Gaza energy crisis further undermines the access of over 49,000 people with disabilities to critical life-saving services and devices. The rate of approval of patients’ applications for exit permits via Israel declined to an average of 53 per cent so far in 2017, compounded by delays in the financial approval for such referrals by the Ramallah-based Ministry of Health. Access of some 1,800 Palestinians in the H2 area of Hebron to services and livelihoods is further restricted due to a new fence and gate installed by the Israeli authorities. Nine educational-related structures seized on the eve of the new school year on grounds of lack of building permits, in three Area C communities, already affected by a coercive environment.
In this document
Driven by ongoing electricity outages of 18-20 hours a day, an unresolved salary crisis in the public sector, and a blockade restricting the movement of people and goods, the humanitarian situation in the Gaza Strip remains extremely precarious.
People with disabilities and special needs have been disproportionately affected by the deterioration in living conditions in the Gaza Strip since March 2017. This situation is driven by a worsening energy crisis, which has resulted in outages of 18-20 hours a day, and an exacerbation of the salary crisis in the public sector, both of which are linked to an escalation in internal Palestinian divisions.1 In the midst of this crisis, Gaza’s unemployment rate reached 44 per cent in the second quarter of 2017 (April-June), up from 41.1 per cent in the previous quarter and 41.7 per cent in the same period of 2016.
The volume of people allowed to move in and out of Gaza has declined further since the beginning of 2017 in comparison with the previous two years, particularly via the Israeli-controlled crossing (Erez). Movement via Rafah, the Egyptian controlled crossing, also remains at extremely low levels. This has exacerbated the isolation of Gaza from the remainder of the oPt and the outside world, further limiting access to medical treatment unavailable in Gaza, to higher education, to family and social life, and to employment and economic opportunities. The tightening of restrictions in recent months has also obstructed the movement of national staff employed by the UN and international NGOs and impeded humanitarian operations.
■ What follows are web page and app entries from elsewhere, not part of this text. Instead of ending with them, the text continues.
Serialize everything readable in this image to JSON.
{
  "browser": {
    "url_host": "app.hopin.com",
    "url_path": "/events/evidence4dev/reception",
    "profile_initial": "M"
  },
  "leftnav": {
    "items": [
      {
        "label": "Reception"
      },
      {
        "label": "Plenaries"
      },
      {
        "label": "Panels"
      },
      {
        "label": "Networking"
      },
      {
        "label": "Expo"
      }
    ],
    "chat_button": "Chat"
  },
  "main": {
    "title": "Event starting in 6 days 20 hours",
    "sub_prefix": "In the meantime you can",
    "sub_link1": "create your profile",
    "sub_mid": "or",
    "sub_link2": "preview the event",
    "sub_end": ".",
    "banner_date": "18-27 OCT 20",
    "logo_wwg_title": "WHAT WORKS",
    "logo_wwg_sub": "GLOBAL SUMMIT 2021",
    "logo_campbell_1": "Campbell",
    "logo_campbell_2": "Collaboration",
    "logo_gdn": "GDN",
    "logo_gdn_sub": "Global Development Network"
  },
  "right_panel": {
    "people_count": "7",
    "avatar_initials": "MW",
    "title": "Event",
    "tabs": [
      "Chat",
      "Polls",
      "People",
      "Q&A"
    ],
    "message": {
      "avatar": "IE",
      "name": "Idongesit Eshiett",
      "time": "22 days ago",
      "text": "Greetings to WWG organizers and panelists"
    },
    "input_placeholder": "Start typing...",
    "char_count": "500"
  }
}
A new fence installed by the Israeli authorities around two Palestinian neighbourhoods in the Israeli-controlled area of Hebron city (H2), As Salaymeh and Gheith, further separates up to 1,800 Palestinians from the rest of the city. This is in addition to the recent reinforcement (including the installment of turnstiles) of two pre-existing checkpoints controlling access to the area where the new fence was installed. These developments disrupt the livelihoods and family life of Palestinians living in the two neighbourhoods and limit access to basic services like health and education.
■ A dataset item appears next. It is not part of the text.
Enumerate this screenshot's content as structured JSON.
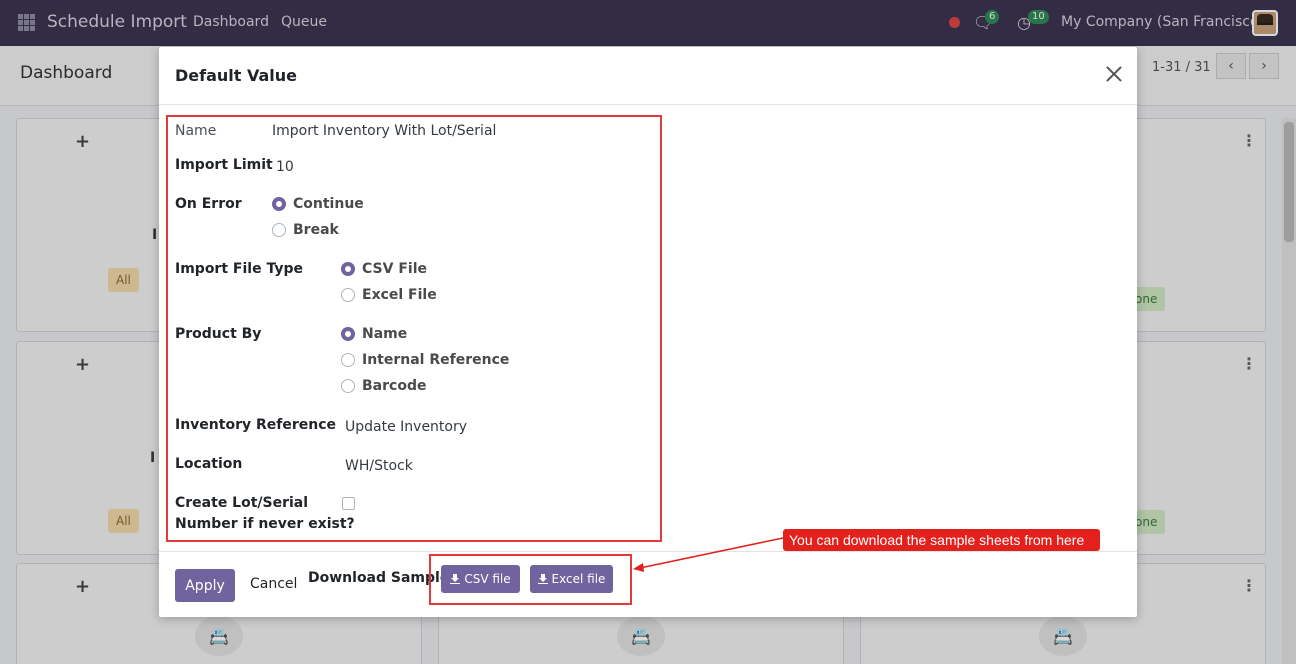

The targeting of key service infrastructure in already vulnerable communities in Area C in recent months has exacerbated the coercive environment and places residents at risk of forcible transfer. In August, on the eve of the new school year, the Israeli authorities requisitioned nine educational-related structures serving 170 children in three such communities.